VISION :: IMAGE AND THE BRAIN :: Scientific symposium
Schedule of
19 Oct. 2002
20 Oct. 2002
Schedule of Programmes:
Balázs Gulyás
Department of Neuroscience, Karolinska Institute, Stockholm, Sweden; Institute for Advanced Study – Collegium Budapest, Budapest, Hungary
Vision, visual imagery, art and brain
abstract &   & + info

The advent of functional neuroimaging techniques, including positron emission tomography (PET) and functional nuclear magnetic resonance imaging (fMRI), has opened up a new vista into the nature of brain functions underlying sensory and higher mental processes, including vision, visual imagery, creative planning and ideation.
Recent functional imaging studies have fuelled a new debate on the similarity or dissimilarity of the neuronal operations engaged by visual processes as opposed to visual imagery processes. On the basis of their experimental findings, some claim that visual perception and visual imagery occupy identical neuronal machineries in the human brain.
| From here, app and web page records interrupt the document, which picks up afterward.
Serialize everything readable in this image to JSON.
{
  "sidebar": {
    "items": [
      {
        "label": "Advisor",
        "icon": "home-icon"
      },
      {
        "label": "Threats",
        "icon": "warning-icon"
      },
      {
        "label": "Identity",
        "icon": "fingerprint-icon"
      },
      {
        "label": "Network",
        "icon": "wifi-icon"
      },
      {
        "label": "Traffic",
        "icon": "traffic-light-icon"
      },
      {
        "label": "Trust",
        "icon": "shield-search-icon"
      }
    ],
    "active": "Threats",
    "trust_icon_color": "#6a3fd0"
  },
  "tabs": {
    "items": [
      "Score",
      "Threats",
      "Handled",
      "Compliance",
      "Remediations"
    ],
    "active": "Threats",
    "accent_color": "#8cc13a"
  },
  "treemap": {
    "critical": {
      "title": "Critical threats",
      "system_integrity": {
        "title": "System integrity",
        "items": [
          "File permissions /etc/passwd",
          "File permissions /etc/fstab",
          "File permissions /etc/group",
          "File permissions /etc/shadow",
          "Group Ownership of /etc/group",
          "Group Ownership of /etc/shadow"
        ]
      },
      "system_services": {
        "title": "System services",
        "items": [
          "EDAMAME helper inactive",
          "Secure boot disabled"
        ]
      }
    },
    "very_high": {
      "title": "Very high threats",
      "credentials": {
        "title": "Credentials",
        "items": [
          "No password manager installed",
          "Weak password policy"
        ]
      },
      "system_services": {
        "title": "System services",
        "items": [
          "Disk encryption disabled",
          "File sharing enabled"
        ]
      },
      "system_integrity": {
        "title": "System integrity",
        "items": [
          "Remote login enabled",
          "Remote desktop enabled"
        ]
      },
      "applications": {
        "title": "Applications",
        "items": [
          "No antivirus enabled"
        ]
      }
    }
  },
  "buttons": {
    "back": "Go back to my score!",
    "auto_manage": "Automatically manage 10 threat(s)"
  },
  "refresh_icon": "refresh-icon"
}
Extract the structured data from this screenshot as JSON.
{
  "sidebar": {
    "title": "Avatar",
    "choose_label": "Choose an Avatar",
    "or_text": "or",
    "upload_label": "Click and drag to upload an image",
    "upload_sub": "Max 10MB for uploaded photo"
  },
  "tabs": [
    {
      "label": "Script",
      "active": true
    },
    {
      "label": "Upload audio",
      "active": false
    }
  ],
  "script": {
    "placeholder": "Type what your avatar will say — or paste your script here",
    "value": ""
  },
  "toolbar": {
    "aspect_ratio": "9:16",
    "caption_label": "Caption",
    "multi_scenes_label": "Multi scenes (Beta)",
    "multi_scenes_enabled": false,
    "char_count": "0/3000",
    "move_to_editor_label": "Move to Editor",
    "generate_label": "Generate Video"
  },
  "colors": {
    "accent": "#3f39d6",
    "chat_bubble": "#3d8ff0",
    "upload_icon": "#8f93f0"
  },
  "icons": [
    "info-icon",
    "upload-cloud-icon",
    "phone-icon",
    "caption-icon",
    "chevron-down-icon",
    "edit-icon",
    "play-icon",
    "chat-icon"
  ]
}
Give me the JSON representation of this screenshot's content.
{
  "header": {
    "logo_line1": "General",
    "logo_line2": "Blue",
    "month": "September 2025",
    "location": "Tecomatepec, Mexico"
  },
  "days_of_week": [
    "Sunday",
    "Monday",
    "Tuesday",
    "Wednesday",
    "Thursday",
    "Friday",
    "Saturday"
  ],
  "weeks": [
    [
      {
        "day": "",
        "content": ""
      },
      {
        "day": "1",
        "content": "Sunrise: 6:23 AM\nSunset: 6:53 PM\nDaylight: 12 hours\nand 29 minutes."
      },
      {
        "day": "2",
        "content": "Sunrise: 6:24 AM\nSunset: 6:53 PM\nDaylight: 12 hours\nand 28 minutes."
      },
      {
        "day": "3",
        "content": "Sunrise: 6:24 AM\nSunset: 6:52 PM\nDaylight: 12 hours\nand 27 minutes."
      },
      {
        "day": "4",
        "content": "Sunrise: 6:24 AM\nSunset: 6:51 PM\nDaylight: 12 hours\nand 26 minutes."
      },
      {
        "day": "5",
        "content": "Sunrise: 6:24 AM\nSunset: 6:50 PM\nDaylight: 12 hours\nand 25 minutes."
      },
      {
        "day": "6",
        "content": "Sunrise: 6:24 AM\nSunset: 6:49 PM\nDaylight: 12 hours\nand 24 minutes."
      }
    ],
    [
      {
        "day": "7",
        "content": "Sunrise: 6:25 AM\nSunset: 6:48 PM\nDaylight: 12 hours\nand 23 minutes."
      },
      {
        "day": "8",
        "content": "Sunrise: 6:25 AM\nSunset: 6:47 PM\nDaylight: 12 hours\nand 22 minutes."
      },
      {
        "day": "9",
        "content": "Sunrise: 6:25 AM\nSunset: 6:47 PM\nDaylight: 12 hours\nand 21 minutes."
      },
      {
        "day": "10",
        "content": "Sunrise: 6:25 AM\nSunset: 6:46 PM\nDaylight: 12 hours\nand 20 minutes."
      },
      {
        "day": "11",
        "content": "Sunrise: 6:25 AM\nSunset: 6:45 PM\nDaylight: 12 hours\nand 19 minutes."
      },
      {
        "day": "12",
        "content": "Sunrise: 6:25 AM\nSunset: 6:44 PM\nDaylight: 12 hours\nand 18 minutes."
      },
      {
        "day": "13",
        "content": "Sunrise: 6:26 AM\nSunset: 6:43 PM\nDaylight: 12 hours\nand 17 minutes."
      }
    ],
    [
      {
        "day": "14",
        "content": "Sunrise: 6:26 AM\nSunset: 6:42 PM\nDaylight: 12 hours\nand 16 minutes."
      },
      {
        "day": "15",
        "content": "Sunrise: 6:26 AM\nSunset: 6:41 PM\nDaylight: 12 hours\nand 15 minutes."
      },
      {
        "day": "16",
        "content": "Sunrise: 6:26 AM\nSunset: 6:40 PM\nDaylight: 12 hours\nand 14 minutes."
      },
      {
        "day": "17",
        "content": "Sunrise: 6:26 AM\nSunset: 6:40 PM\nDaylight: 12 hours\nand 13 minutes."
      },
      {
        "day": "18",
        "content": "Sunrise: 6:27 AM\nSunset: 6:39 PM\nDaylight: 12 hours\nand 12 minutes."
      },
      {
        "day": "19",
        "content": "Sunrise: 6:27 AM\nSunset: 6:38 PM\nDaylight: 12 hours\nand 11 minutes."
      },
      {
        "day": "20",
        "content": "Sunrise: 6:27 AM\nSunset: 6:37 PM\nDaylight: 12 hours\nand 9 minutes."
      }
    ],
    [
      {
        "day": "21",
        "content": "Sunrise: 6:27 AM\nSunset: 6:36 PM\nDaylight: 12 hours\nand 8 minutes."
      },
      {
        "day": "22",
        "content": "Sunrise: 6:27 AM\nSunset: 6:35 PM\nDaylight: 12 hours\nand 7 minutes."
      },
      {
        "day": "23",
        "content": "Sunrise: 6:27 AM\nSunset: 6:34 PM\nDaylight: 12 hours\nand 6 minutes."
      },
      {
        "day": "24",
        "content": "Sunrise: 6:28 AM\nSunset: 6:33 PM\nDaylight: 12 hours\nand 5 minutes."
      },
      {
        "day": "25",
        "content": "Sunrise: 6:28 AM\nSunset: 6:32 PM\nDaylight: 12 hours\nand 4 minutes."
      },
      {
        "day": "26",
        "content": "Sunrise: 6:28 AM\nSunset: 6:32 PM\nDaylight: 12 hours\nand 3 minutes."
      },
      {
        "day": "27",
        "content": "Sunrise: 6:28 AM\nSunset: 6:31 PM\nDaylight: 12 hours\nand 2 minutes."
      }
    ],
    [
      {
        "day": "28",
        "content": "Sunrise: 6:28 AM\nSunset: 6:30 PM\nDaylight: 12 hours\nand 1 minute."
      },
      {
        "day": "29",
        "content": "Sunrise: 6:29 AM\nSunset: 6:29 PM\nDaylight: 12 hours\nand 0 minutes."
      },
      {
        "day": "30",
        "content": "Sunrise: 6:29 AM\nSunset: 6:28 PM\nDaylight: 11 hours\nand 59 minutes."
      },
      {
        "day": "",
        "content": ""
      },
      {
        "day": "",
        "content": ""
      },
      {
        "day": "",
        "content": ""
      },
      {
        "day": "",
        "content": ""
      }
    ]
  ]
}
Others, including the present author and his colleagues, claim that there is only a partial overlap between the neuronal populations engaged by sensory visual information processing and the generation and elaboration of visual imagery information in the human brain.
The more, there is an increasing body of evidence that visual imagery processes use the same mental strategies and occupy identical neuronal populations as a number of other higher mental processes, including ideation, day-dreaming, “fantasising”, creative planning in visual arts and, most probably, the apperception of apparitions, let them be of religious or other types.
On the basis of scanty and rather preliminary experimental and observational data, the author would like to propose a hypothesis, raise questions about the neurobiological basis of creative visual imagery and imagination, and beg the audience for alternative explanations, novel conjectures or evidence- based refutations.

C3 Center for Culture and Communication